» **Information supplied**
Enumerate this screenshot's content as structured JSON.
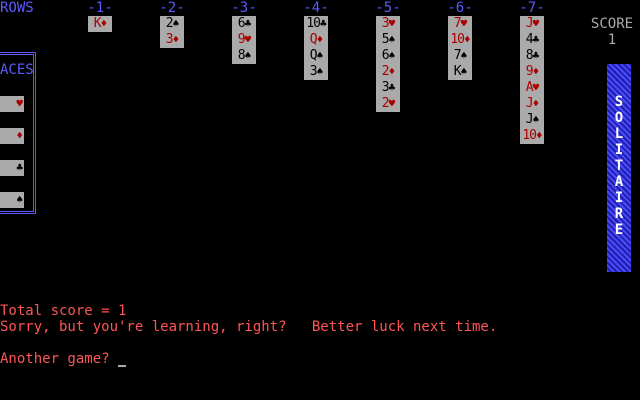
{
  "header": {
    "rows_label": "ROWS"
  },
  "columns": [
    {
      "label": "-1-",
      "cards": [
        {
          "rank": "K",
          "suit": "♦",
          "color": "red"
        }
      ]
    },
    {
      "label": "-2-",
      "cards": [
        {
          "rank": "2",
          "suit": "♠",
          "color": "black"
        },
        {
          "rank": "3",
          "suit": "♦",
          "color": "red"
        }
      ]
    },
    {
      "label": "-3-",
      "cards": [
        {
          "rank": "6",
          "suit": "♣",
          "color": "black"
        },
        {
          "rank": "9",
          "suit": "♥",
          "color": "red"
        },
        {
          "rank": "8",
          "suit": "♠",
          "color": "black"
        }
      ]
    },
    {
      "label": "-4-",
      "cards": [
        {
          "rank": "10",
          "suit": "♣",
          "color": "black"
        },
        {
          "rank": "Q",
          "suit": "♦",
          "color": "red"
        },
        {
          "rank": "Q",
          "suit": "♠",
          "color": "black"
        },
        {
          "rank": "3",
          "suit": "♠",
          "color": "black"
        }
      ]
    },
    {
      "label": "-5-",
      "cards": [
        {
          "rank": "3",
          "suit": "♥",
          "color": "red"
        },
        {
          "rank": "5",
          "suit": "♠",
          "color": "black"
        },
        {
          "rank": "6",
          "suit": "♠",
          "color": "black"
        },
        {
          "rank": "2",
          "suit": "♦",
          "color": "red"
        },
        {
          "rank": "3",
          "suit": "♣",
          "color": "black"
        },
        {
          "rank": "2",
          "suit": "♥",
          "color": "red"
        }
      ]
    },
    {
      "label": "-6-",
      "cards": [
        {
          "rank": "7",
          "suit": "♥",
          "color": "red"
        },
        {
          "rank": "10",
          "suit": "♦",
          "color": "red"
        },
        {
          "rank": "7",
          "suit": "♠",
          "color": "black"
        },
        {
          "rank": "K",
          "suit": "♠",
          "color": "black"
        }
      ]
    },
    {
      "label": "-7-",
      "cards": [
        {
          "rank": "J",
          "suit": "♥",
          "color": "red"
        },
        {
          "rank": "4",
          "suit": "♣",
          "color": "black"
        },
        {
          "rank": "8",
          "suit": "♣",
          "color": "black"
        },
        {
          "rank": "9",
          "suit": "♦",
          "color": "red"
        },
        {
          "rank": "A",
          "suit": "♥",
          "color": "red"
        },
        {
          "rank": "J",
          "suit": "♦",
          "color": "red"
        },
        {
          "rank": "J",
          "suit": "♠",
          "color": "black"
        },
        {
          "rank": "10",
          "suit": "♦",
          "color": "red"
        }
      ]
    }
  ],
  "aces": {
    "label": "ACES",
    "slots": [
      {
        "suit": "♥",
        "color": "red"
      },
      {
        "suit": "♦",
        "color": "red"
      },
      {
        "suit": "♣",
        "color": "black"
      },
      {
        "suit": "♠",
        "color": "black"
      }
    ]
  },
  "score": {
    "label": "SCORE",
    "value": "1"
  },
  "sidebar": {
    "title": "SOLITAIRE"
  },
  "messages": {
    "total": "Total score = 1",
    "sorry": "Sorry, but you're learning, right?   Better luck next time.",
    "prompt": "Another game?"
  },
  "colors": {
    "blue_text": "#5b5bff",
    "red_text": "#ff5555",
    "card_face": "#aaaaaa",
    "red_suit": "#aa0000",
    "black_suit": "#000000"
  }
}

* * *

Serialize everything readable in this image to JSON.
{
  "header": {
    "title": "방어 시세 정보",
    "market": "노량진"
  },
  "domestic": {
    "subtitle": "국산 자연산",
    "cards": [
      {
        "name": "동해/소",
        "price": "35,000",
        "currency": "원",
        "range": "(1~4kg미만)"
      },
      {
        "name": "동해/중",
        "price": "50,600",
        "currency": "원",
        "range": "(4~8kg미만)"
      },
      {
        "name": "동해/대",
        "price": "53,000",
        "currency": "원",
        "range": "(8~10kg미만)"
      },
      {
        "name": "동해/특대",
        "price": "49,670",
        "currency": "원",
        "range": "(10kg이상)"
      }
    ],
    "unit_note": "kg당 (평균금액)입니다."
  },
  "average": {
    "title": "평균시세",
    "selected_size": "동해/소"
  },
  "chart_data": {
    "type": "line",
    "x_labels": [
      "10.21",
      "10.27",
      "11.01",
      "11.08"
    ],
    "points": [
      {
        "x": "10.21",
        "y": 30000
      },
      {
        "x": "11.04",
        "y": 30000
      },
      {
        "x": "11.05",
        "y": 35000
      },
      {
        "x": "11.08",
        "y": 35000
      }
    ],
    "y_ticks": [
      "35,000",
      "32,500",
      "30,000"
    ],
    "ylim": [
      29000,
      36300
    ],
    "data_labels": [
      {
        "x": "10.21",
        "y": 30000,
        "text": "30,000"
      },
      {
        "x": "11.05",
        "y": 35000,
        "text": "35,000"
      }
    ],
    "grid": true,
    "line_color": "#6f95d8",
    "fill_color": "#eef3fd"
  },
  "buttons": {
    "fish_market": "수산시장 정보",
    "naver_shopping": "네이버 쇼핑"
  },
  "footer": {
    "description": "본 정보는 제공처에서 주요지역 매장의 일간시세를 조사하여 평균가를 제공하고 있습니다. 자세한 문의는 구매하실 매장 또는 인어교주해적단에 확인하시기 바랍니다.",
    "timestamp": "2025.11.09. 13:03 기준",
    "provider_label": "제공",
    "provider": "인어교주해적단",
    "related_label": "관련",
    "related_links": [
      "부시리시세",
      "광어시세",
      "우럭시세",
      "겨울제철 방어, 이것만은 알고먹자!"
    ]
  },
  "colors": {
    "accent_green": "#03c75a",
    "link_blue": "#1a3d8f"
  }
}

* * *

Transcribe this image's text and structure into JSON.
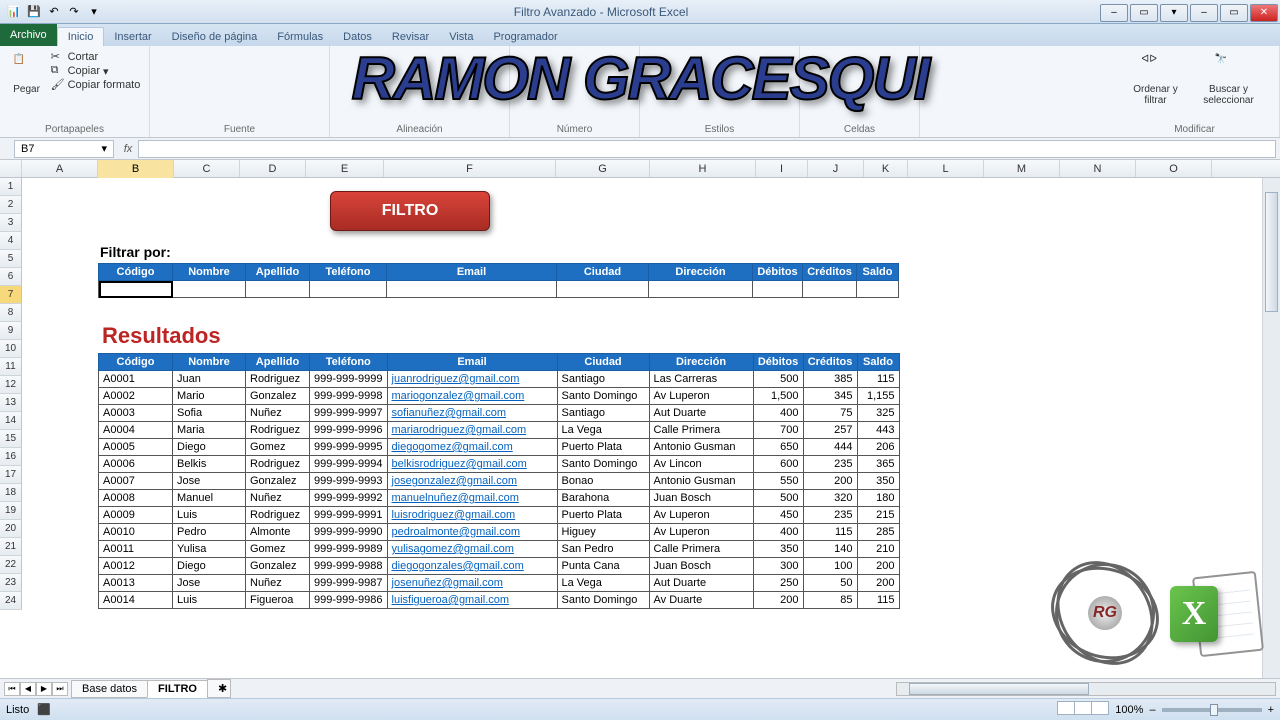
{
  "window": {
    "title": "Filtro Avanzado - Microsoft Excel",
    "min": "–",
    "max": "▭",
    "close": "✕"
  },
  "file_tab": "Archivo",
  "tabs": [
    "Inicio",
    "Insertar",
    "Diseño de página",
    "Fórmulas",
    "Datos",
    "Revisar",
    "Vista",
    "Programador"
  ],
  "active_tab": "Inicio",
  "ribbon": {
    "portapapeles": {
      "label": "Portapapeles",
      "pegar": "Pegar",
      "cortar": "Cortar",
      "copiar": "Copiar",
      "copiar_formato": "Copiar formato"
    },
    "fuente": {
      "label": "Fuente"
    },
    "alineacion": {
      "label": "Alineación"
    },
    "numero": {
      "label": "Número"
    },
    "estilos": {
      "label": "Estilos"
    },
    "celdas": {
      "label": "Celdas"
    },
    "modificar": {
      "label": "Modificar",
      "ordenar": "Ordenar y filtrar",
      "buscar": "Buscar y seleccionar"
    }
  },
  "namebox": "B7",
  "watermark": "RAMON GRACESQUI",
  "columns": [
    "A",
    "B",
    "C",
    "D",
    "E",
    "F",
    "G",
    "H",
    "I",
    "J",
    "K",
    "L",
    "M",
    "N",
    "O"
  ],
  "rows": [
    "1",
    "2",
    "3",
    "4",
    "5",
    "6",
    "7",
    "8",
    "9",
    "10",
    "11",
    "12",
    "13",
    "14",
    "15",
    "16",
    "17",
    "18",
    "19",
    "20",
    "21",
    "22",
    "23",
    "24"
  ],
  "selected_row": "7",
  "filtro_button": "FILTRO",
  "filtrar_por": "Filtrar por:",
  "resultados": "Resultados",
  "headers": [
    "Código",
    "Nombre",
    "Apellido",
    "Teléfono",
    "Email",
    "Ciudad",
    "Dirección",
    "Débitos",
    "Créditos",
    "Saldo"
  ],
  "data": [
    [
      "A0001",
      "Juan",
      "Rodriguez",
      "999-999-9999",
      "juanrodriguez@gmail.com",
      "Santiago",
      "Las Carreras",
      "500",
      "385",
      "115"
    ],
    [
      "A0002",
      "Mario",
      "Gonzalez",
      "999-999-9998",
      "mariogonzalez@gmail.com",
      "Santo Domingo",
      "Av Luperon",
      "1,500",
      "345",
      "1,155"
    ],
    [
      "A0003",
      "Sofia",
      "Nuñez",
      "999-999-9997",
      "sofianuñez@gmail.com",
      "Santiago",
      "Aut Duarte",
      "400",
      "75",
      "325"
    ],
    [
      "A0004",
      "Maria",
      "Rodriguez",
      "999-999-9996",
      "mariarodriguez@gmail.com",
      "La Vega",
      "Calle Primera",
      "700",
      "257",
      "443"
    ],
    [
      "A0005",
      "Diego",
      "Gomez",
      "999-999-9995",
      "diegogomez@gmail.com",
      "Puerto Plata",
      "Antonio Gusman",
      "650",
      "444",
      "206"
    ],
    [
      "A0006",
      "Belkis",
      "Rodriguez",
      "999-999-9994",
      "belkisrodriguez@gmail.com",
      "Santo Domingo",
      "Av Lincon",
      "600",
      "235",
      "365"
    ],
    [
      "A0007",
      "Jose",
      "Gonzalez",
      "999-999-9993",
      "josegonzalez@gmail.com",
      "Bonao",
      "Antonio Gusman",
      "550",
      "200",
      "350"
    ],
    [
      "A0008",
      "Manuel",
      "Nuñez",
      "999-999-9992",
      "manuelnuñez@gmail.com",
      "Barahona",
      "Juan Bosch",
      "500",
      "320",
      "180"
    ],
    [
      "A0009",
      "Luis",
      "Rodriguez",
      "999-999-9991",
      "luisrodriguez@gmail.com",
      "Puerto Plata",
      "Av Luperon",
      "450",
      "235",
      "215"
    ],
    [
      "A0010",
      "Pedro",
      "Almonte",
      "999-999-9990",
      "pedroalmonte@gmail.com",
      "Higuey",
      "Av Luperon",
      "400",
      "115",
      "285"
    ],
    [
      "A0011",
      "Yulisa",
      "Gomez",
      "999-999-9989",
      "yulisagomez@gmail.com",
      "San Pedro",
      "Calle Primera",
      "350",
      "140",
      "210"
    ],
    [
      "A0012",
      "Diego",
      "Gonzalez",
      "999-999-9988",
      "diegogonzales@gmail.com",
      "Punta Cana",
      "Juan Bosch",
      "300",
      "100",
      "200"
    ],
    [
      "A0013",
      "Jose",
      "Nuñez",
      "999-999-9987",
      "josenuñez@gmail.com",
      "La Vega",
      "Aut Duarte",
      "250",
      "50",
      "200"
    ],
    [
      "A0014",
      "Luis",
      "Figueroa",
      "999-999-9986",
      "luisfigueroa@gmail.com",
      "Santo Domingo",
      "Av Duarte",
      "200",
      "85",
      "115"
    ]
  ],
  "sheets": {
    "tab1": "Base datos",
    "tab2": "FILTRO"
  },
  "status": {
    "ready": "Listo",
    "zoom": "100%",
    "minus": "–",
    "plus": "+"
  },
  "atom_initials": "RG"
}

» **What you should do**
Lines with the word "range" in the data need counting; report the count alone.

» **Result**
4